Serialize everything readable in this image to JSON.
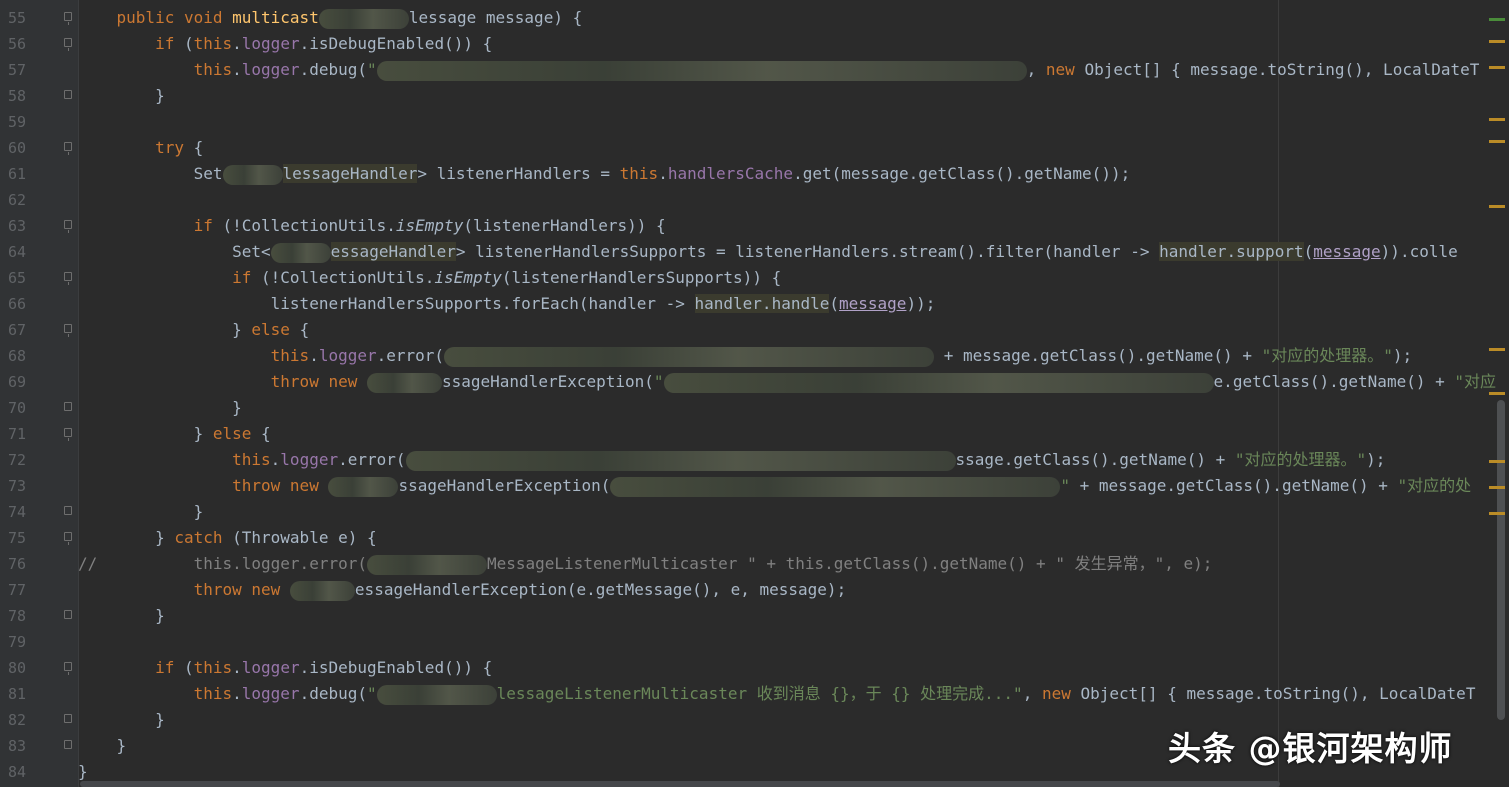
{
  "editor": {
    "lines": [
      {
        "n": "55",
        "fold": "open",
        "segs": [
          [
            "    ",
            ""
          ],
          [
            "public void ",
            "kw"
          ],
          [
            "multicast",
            "fn"
          ],
          [
            "BLUR90",
            ""
          ],
          [
            "lessage message) {",
            ""
          ]
        ]
      },
      {
        "n": "56",
        "fold": "open",
        "segs": [
          [
            "        ",
            ""
          ],
          [
            "if ",
            "kw"
          ],
          [
            "(",
            ""
          ],
          [
            "this",
            "kw"
          ],
          [
            ".",
            ""
          ],
          [
            "logger",
            "fld"
          ],
          [
            ".isDebugEnabled()) {",
            ""
          ]
        ]
      },
      {
        "n": "57",
        "fold": "",
        "segs": [
          [
            "            ",
            ""
          ],
          [
            "this",
            "kw"
          ],
          [
            ".",
            ""
          ],
          [
            "logger",
            "fld"
          ],
          [
            ".debug(",
            ""
          ],
          [
            "\"",
            "str"
          ],
          [
            "BLUR650",
            ""
          ],
          [
            ", ",
            ""
          ],
          [
            "new ",
            "kw"
          ],
          [
            "Object[] { message.toString(), LocalDateT",
            ""
          ]
        ]
      },
      {
        "n": "58",
        "fold": "closed",
        "segs": [
          [
            "        }",
            ""
          ]
        ]
      },
      {
        "n": "59",
        "fold": "",
        "segs": [
          [
            "",
            ""
          ]
        ]
      },
      {
        "n": "60",
        "fold": "open",
        "segs": [
          [
            "        ",
            ""
          ],
          [
            "try ",
            "kw"
          ],
          [
            "{",
            ""
          ]
        ]
      },
      {
        "n": "61",
        "fold": "",
        "segs": [
          [
            "            Set",
            ""
          ],
          [
            "BLUR60",
            ""
          ],
          [
            "lessageHandler",
            "hl2"
          ],
          [
            "> listenerHandlers = ",
            ""
          ],
          [
            "this",
            "kw"
          ],
          [
            ".",
            ""
          ],
          [
            "handlersCache",
            "fld"
          ],
          [
            ".get(message.getClass().getName());",
            ""
          ]
        ]
      },
      {
        "n": "62",
        "fold": "",
        "segs": [
          [
            "",
            ""
          ]
        ]
      },
      {
        "n": "63",
        "fold": "open",
        "segs": [
          [
            "            ",
            ""
          ],
          [
            "if ",
            "kw"
          ],
          [
            "(!CollectionUtils.",
            ""
          ],
          [
            "isEmpty",
            "it"
          ],
          [
            "(listenerHandlers)) {",
            ""
          ]
        ]
      },
      {
        "n": "64",
        "fold": "",
        "segs": [
          [
            "                Set<",
            ""
          ],
          [
            "BLUR60",
            ""
          ],
          [
            "essageHandler",
            "hl2"
          ],
          [
            "> listenerHandlersSupports = listenerHandlers.stream().filter(handler -> ",
            ""
          ],
          [
            "handler.support",
            "hl2"
          ],
          [
            "(",
            ""
          ],
          [
            "message",
            "ul"
          ],
          [
            ")).colle",
            ""
          ]
        ]
      },
      {
        "n": "65",
        "fold": "open",
        "segs": [
          [
            "                ",
            ""
          ],
          [
            "if ",
            "kw"
          ],
          [
            "(!CollectionUtils.",
            ""
          ],
          [
            "isEmpty",
            "it"
          ],
          [
            "(listenerHandlersSupports)) {",
            ""
          ]
        ]
      },
      {
        "n": "66",
        "fold": "",
        "segs": [
          [
            "                    listenerHandlersSupports.forEach(handler -> ",
            ""
          ],
          [
            "handler.handle",
            "hl2"
          ],
          [
            "(",
            ""
          ],
          [
            "message",
            "ul"
          ],
          [
            "));",
            ""
          ]
        ]
      },
      {
        "n": "67",
        "fold": "open",
        "segs": [
          [
            "                } ",
            ""
          ],
          [
            "else ",
            "kw"
          ],
          [
            "{",
            ""
          ]
        ]
      },
      {
        "n": "68",
        "fold": "",
        "segs": [
          [
            "                    ",
            ""
          ],
          [
            "this",
            "kw"
          ],
          [
            ".",
            ""
          ],
          [
            "logger",
            "fld"
          ],
          [
            ".error(",
            ""
          ],
          [
            "BLUR490",
            ""
          ],
          [
            " + message.getClass().getName() + ",
            ""
          ],
          [
            "\"对应的处理器。\"",
            "str"
          ],
          [
            ");",
            ""
          ]
        ]
      },
      {
        "n": "69",
        "fold": "",
        "segs": [
          [
            "                    ",
            ""
          ],
          [
            "throw new ",
            "kw"
          ],
          [
            "BLUR75",
            ""
          ],
          [
            "ssageHandlerException(",
            ""
          ],
          [
            "\"",
            "str"
          ],
          [
            "BLUR550",
            ""
          ],
          [
            "e.getClass().getName() + ",
            ""
          ],
          [
            "\"对应",
            "str"
          ]
        ]
      },
      {
        "n": "70",
        "fold": "closed",
        "segs": [
          [
            "                }",
            ""
          ]
        ]
      },
      {
        "n": "71",
        "fold": "open",
        "segs": [
          [
            "            } ",
            ""
          ],
          [
            "else ",
            "kw"
          ],
          [
            "{",
            ""
          ]
        ]
      },
      {
        "n": "72",
        "fold": "",
        "segs": [
          [
            "                ",
            ""
          ],
          [
            "this",
            "kw"
          ],
          [
            ".",
            ""
          ],
          [
            "logger",
            "fld"
          ],
          [
            ".error(",
            ""
          ],
          [
            "BLUR550",
            ""
          ],
          [
            "ssage.getClass().getName() + ",
            ""
          ],
          [
            "\"对应的处理器。\"",
            "str"
          ],
          [
            ");",
            ""
          ]
        ]
      },
      {
        "n": "73",
        "fold": "",
        "segs": [
          [
            "                ",
            ""
          ],
          [
            "throw new ",
            "kw"
          ],
          [
            "BLUR70",
            ""
          ],
          [
            "ssageHandlerException(",
            ""
          ],
          [
            "BLUR450",
            ""
          ],
          [
            "\"",
            "str"
          ],
          [
            " + message.getClass().getName() + ",
            ""
          ],
          [
            "\"对应的处",
            "str"
          ]
        ]
      },
      {
        "n": "74",
        "fold": "closed",
        "segs": [
          [
            "            }",
            ""
          ]
        ]
      },
      {
        "n": "75",
        "fold": "open",
        "segs": [
          [
            "        } ",
            ""
          ],
          [
            "catch ",
            "kw"
          ],
          [
            "(Throwable e) {",
            ""
          ]
        ]
      },
      {
        "n": "76",
        "fold": "",
        "segs": [
          [
            "//          this.logger.error(",
            "cm"
          ],
          [
            "BLUR120",
            ""
          ],
          [
            "MessageListenerMulticaster \" + this.getClass().getName() + \" 发生异常，\", e);",
            "cm"
          ]
        ]
      },
      {
        "n": "77",
        "fold": "",
        "segs": [
          [
            "            ",
            ""
          ],
          [
            "throw new ",
            "kw"
          ],
          [
            "BLUR65",
            ""
          ],
          [
            "essageHandlerException(e.getMessage(), e, message);",
            ""
          ]
        ]
      },
      {
        "n": "78",
        "fold": "closed",
        "segs": [
          [
            "        }",
            ""
          ]
        ]
      },
      {
        "n": "79",
        "fold": "",
        "segs": [
          [
            "",
            ""
          ]
        ]
      },
      {
        "n": "80",
        "fold": "open",
        "segs": [
          [
            "        ",
            ""
          ],
          [
            "if ",
            "kw"
          ],
          [
            "(",
            ""
          ],
          [
            "this",
            "kw"
          ],
          [
            ".",
            ""
          ],
          [
            "logger",
            "fld"
          ],
          [
            ".isDebugEnabled()) {",
            ""
          ]
        ]
      },
      {
        "n": "81",
        "fold": "",
        "segs": [
          [
            "            ",
            ""
          ],
          [
            "this",
            "kw"
          ],
          [
            ".",
            ""
          ],
          [
            "logger",
            "fld"
          ],
          [
            ".debug(",
            ""
          ],
          [
            "\"",
            "str"
          ],
          [
            "BLUR120",
            ""
          ],
          [
            "lessageListenerMulticaster 收到消息 {}，于 {} 处理完成...\"",
            "str"
          ],
          [
            ", ",
            ""
          ],
          [
            "new ",
            "kw"
          ],
          [
            "Object[] { message.toString(), LocalDateT",
            ""
          ]
        ]
      },
      {
        "n": "82",
        "fold": "closed",
        "segs": [
          [
            "        }",
            ""
          ]
        ]
      },
      {
        "n": "83",
        "fold": "closed",
        "segs": [
          [
            "    }",
            ""
          ]
        ]
      },
      {
        "n": "84",
        "fold": "",
        "segs": [
          [
            "}",
            ""
          ]
        ]
      }
    ]
  },
  "watermark": "头条 @银河架构师",
  "colors": {
    "background": "#2b2b2b",
    "keyword": "#cc7832",
    "field": "#9876aa",
    "string": "#6a8759",
    "method": "#ffc66d"
  }
}
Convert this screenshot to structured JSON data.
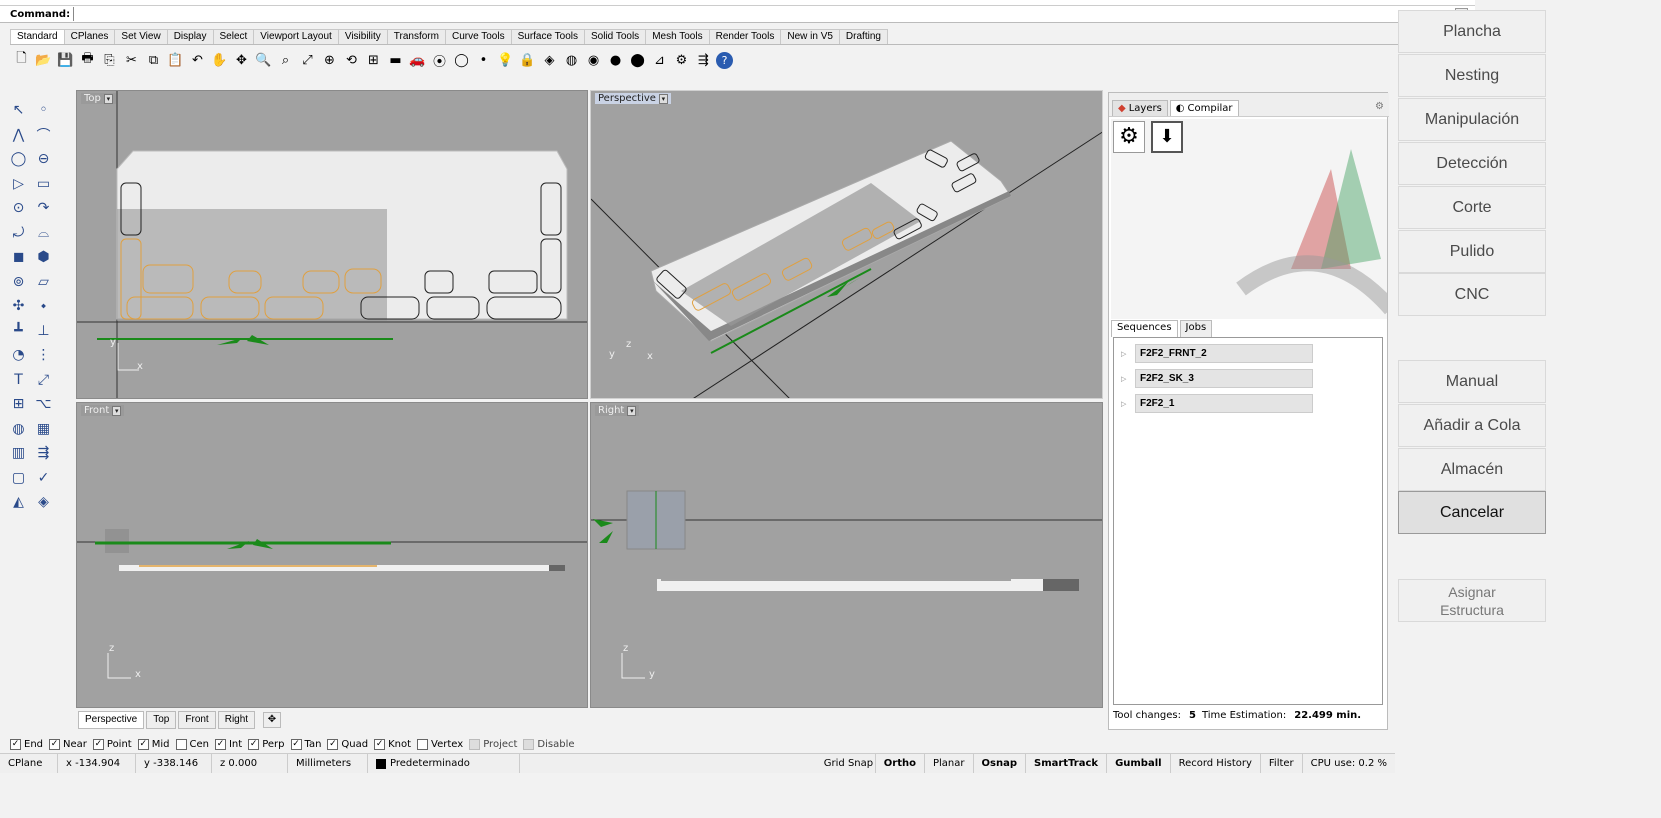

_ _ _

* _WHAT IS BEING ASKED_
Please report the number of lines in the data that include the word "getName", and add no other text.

* _RESULT_
6